This fall, USDA will be making more than $7 billion in payments under the ARC-County and PLC programs to assist participating producers, which will account for over 10 percent of USDA’s projected 2016 net farm income. These payments will help provide reassurance to America’s farm families, who are standing strong against low commodity prices compounded by unfavorable growing conditions in many parts of the country.  

Unlike the old direct payment program, which issued payments during both weak and strong market conditions, the 2014 Farm Bill authorized the ARC-PLC safety net to trigger and provide financial assistance only when decreases in revenues or crop prices, respectively, occur.  The ARC and PLC programs primarily allow producers to continue to produce for the market by making payments on a percentage of historical base production, limiting the impact on production decisions. 

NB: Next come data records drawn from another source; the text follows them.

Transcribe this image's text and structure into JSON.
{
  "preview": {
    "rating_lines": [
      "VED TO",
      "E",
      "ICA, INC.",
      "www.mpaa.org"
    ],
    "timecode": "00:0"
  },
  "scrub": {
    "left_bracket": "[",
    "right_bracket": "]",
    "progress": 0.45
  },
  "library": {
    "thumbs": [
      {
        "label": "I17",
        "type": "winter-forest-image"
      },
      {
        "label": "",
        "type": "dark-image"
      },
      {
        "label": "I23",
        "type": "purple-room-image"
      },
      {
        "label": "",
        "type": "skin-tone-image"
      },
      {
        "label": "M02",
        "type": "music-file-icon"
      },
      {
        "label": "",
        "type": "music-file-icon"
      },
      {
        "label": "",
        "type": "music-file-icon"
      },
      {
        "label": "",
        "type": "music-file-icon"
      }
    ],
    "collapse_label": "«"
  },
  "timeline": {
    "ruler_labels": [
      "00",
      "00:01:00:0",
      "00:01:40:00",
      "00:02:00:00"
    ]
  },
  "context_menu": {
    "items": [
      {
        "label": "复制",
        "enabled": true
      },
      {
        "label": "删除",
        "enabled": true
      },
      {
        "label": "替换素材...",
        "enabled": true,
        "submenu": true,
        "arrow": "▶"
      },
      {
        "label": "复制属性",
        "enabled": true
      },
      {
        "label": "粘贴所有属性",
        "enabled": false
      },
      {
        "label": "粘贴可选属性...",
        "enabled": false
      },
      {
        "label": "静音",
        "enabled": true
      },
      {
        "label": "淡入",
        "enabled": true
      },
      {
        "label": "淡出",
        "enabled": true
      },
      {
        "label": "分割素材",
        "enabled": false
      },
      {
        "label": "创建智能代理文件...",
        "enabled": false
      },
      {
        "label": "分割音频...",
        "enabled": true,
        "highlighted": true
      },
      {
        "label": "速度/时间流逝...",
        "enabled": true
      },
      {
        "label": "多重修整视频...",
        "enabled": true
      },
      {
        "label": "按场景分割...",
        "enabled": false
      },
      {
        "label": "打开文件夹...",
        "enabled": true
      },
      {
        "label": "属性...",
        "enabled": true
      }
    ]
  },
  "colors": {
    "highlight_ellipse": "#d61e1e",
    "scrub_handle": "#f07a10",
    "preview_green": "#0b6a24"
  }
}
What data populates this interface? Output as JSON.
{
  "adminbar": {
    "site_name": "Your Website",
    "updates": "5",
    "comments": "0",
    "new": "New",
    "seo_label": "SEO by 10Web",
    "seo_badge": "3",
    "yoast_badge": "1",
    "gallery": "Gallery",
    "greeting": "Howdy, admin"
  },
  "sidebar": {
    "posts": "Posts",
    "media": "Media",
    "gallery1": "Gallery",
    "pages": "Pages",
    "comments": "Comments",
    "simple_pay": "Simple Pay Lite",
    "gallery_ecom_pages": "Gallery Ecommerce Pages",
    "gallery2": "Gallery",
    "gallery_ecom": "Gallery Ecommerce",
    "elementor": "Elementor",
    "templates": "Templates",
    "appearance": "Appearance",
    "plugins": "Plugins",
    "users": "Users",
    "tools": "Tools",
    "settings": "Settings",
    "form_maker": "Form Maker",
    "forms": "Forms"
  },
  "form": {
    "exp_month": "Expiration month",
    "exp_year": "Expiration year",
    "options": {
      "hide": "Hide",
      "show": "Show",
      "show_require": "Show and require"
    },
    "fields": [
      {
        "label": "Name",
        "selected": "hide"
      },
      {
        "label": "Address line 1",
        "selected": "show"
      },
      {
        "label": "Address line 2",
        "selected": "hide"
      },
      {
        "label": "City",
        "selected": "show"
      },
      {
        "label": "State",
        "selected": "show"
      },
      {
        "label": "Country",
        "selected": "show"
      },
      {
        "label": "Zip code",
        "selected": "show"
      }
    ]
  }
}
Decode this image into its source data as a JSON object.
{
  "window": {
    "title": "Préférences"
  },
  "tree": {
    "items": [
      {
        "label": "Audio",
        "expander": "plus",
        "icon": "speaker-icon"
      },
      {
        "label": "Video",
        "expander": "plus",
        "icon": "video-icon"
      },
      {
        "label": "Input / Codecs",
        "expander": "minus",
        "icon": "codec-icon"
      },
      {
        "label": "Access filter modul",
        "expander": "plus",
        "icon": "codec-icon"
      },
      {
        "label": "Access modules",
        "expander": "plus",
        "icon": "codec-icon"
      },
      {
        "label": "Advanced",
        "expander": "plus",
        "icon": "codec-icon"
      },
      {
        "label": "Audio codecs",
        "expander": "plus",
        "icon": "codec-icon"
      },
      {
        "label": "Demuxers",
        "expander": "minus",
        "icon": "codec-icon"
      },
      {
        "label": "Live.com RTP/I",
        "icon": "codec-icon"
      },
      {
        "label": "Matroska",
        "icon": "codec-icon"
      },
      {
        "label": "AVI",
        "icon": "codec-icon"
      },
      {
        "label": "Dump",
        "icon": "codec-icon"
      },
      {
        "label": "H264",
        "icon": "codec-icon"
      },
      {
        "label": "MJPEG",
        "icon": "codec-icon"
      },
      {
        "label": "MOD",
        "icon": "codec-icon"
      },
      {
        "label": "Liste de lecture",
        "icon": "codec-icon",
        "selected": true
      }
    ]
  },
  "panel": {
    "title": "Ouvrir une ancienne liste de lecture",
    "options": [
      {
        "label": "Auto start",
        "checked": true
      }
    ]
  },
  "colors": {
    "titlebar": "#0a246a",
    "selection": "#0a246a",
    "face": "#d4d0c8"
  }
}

Nationwide, producers enrolled 96 percent of soybean base acres, 91 percent of corn base acres and 66 percent of wheat base acres in the ARC-County coverage option. Producers enrolled 99 percent of long grain rice and peanut base acres and 94 percent of medium grain rice base acres in the PLC option. Overall, 76 percent of participating farm base acres are enrolled in ARC-County, 23 percent in PLC and one percent in ARC-Individual. For other program information including frequently asked questions, visit www.fsa.usda.gov/arc-plc 

Payments are made to producers who enrolled base acres of barley, corn, grain sorghum, lentils, oats, peanuts, dry peas, soybeans, wheat and canola. In the upcoming months, payments will be announced after marketing year average prices are published by USDA’s National Agricultural Statistics Service for the remaining covered commodities. These include long and medium grain rice (except for temperate Japonica rice), which will be announced in November, remaining oilseeds and chickpeas, which will be announced in December, and temperate Japonica rice, which will be announced in early February 2017.  Upland cotton is no longer a covered commodity.  

The Budget Control Act of 2011, passed by Congress, requires USDA to reduce 2015 ARC and PLC payments by 6.8 percent. For more information, producers are encouraged to visit their local Farm Service Agency (FSA) office. To find a local FSA office, visit http://offices.usda.gov.


Questions?
Please contact your local FSA Office.